Exercise brief –
Say how many lines in the records hold the word "icon", and give nothing but that number.

»»

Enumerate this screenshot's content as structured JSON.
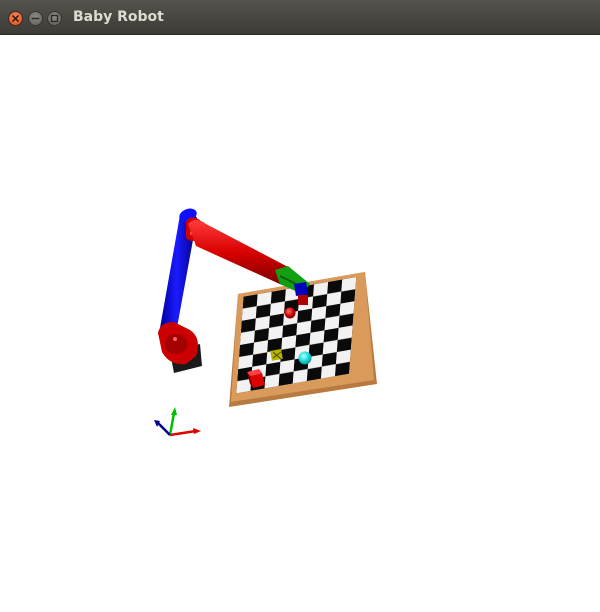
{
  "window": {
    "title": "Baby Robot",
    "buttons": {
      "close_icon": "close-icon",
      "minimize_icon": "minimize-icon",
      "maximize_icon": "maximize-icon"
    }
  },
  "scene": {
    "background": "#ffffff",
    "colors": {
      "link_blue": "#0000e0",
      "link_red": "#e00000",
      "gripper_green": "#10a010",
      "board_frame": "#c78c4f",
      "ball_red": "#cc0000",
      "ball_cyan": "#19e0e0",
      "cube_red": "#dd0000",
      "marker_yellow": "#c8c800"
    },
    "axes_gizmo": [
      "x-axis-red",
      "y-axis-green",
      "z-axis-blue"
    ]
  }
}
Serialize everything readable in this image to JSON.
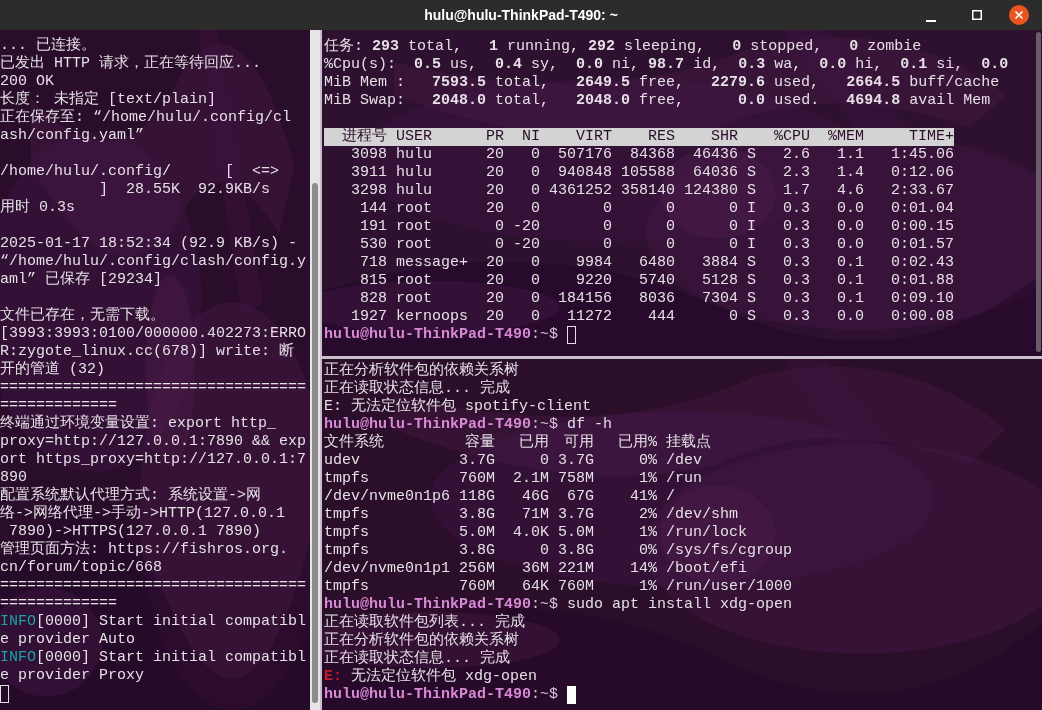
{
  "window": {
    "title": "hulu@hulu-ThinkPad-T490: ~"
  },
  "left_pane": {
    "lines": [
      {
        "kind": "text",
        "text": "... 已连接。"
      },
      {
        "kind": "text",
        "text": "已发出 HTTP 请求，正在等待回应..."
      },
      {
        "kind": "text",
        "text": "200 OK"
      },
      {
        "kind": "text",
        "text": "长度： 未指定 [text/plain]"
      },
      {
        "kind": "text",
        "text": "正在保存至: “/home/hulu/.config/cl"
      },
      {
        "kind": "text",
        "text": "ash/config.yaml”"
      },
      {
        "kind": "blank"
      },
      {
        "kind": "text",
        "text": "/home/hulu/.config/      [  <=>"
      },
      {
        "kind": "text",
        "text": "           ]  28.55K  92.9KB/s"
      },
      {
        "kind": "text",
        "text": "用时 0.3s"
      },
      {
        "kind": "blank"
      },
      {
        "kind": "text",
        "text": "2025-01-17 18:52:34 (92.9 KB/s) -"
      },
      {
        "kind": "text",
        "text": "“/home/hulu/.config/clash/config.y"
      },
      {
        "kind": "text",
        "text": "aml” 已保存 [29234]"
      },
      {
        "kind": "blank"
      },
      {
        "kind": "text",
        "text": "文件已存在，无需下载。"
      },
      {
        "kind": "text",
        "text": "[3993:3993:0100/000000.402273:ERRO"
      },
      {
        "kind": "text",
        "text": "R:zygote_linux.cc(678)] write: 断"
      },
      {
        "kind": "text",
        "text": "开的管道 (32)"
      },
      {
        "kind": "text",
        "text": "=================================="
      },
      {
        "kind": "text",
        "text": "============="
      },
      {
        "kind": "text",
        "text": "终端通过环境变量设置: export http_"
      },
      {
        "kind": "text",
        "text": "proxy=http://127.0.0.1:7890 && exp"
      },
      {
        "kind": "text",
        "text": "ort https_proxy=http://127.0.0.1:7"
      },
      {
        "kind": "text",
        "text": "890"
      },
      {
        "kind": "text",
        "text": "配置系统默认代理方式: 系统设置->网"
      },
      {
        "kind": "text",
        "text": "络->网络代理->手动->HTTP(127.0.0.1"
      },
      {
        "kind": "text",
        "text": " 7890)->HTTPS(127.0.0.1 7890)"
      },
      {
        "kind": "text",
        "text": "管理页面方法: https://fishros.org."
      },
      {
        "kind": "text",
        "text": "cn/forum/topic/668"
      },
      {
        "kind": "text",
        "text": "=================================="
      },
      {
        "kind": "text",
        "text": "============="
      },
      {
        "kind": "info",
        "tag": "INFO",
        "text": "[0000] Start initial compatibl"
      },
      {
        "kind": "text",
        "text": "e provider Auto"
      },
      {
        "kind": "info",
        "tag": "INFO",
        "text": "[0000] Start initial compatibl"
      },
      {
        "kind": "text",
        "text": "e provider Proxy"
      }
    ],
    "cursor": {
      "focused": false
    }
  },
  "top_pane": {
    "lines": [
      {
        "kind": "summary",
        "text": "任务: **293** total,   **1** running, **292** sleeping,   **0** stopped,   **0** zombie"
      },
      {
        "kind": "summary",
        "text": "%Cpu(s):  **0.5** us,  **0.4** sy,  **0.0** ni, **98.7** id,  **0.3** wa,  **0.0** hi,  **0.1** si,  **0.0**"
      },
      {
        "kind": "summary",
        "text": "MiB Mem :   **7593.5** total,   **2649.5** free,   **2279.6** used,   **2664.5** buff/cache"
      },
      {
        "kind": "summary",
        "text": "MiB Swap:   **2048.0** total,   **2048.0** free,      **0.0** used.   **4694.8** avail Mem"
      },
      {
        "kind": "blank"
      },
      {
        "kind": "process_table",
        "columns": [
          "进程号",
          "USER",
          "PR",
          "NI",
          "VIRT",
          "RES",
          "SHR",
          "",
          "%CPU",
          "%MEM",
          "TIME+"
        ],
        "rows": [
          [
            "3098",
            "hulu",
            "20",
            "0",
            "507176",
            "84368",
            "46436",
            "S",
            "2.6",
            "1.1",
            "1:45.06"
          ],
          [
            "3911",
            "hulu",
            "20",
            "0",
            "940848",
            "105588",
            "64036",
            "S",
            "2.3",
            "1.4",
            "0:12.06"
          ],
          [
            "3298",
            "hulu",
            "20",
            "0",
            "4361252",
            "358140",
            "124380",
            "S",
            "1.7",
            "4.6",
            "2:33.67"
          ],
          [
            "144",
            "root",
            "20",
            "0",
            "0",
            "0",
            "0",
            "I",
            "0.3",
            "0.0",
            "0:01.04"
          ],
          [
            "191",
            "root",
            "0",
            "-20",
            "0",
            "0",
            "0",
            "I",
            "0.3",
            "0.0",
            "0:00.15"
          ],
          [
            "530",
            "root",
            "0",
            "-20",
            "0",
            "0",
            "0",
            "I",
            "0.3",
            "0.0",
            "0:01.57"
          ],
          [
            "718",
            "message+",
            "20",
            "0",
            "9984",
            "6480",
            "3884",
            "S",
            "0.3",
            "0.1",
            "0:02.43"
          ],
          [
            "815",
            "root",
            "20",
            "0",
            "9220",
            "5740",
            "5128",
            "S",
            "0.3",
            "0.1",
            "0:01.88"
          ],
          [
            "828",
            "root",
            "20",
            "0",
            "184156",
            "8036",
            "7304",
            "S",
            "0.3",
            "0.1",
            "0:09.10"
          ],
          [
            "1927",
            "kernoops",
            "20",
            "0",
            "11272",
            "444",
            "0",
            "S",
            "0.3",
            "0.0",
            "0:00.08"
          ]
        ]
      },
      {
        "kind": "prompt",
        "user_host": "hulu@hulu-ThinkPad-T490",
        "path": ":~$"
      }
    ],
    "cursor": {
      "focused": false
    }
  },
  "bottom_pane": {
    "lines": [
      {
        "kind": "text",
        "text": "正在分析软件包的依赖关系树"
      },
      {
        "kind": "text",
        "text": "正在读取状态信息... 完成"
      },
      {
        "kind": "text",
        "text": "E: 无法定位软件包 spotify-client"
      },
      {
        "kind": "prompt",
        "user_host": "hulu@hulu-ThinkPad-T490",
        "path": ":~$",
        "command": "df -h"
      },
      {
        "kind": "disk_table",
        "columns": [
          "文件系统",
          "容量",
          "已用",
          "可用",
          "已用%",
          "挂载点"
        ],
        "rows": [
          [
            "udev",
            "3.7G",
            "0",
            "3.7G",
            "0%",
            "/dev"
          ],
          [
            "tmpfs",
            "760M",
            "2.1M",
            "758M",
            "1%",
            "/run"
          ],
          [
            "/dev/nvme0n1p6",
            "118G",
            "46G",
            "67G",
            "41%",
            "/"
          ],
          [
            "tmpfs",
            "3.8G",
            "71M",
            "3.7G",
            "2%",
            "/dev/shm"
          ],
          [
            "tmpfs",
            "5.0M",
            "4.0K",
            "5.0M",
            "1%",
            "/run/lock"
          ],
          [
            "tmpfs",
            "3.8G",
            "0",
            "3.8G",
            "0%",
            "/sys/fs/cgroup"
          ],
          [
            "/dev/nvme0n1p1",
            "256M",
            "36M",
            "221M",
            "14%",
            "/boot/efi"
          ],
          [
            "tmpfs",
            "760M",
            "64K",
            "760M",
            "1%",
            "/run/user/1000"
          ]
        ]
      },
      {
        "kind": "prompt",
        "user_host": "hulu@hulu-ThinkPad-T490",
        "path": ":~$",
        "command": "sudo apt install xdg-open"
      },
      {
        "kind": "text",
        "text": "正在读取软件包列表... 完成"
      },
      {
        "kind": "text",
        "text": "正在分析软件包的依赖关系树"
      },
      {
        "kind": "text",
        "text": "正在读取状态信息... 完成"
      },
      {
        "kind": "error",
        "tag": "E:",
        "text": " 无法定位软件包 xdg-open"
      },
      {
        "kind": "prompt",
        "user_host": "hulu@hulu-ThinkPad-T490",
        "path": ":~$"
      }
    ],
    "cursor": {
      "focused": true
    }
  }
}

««

Response box –
3